Liu Bei Visits Zhuge Liang in a Snow Storm

Tsukioka Yoshitoshi, 1839-1892

Illustrations of the Romance of the Three Kingdoms: Liu Bei Visits Zhuge Liang in a Snow Storm
(Sangokushi zue [no] uchi: Gentoku fusetsu ni komei o otonau)

signed Taiso Yoshitoshi ga, with artist's seal Yoshitoshi, carver's seal Horiko Muneoka (Muneoka Nobukichi), and publisher's date and address seal Meiji jurokunen, -gatsu, -ka; Nihonbashi-ku Hongokucho Nichome 9-banchi, shuppanjin Komiyama Shohei (Meiji 16 [1883]) of Komiyama Shobei of Musahiya

oban tate-e triptych 14 3/4 by 29 3/4 in., 37.5 by 75.5 cm

The Romance of the Three Kingdoms (Ch. Sanguo yanyi) is a famous 15th-century Chinese novel set in the 2nd and 3rd centuries, depicting the end of the Han dynasty. Liu Bei (Jp. Gentoku; 161-223), depicted in the left sheet, would become Emperor of Shin in 221. In the story, he travels with his two most-trusted retainers, Zhang Fei (Jp. Yokutoku; d. 221) and Guan Yu (Jp. Kan'u; d. 220), shown standing together in the center sheet, to persuade the hermetic Taoist scholar Zhuge Liang (Jp. Komei, 181-234) to become his advisor. The reclusive Liang is seen through a circular window of his retreat seated at a table while examining a handscroll, surrounded by scholarly objects including a stack of books. A young boy ventures out into the snowy night to greet the intimidating emissaries at the garden gate, raising his hat in deference to the towering warriors while the wind lifts the fur of their cloaks and their long beards. Though reluctant, Liang is convinced to join Bei by the future emperor's plea that "If you will not, Master, what will become of the people?"

Keyes 1983, p. 455, no. 461.1
Schaap 2011, p. 170, no. 110 (illus.)
Iwakiri 2014, pp. 88-089, no. 123



Scholten Japanese Art is open Monday - Friday, and some Saturdays by appointment only

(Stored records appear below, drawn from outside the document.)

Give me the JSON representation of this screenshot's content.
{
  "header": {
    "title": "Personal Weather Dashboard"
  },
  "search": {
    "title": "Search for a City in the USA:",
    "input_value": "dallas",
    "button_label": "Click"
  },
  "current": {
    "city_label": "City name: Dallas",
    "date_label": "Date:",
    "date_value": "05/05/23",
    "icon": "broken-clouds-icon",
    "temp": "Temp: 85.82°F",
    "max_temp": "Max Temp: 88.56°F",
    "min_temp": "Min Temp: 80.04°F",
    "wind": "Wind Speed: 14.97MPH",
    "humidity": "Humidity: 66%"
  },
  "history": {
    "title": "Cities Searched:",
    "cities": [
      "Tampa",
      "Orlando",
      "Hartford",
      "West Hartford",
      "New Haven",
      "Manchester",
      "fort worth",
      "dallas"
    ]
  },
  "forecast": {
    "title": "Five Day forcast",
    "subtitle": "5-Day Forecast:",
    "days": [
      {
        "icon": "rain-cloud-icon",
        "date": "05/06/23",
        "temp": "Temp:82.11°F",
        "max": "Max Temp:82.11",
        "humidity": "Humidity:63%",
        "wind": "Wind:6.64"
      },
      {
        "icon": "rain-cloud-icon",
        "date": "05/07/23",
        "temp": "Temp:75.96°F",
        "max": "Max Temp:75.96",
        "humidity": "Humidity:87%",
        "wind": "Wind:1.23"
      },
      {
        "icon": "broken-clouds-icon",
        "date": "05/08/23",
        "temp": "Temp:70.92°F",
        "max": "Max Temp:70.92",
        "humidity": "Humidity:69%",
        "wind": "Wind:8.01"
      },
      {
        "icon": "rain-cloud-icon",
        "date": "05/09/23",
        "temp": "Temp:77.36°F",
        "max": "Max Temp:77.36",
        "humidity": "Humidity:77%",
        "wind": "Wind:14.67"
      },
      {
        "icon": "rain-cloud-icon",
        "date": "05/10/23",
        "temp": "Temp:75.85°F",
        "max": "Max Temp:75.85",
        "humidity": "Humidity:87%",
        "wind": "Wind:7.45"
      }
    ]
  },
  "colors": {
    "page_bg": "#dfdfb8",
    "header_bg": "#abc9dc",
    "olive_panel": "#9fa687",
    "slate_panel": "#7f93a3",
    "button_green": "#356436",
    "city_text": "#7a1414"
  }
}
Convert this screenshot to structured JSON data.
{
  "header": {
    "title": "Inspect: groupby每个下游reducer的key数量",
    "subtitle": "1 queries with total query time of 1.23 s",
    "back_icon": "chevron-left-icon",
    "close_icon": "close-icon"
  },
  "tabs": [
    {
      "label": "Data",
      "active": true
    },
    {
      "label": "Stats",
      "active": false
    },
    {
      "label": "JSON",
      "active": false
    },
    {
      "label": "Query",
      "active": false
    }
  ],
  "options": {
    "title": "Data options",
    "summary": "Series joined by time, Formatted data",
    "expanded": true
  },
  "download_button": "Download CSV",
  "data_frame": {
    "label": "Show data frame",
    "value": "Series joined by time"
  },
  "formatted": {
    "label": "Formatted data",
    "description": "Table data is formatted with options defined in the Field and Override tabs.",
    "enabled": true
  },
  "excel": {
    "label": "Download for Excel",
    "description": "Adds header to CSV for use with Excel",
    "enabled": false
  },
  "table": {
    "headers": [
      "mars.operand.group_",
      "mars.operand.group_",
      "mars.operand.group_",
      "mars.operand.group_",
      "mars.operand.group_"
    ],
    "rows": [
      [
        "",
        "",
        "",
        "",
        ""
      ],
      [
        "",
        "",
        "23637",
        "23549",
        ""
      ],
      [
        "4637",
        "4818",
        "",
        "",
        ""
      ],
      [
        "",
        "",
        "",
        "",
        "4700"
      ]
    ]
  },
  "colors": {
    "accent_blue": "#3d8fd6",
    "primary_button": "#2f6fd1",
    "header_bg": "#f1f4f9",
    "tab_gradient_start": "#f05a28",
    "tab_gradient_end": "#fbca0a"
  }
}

Contact Katherine Martin at
(212) 585-0474 or email
to schedule a visit between 11am and 4pm for no more than two individuals at a time.
In order to adhere to New York State guidelines visitors are asked to wear face masks and practice social distancing.

site last updated
July 10, 2020

Scholten Japanese Art
145 West 58th Street, suite 6D
New York, New York 10019
ph: (212) 585-0474
fx: (212) 585-0475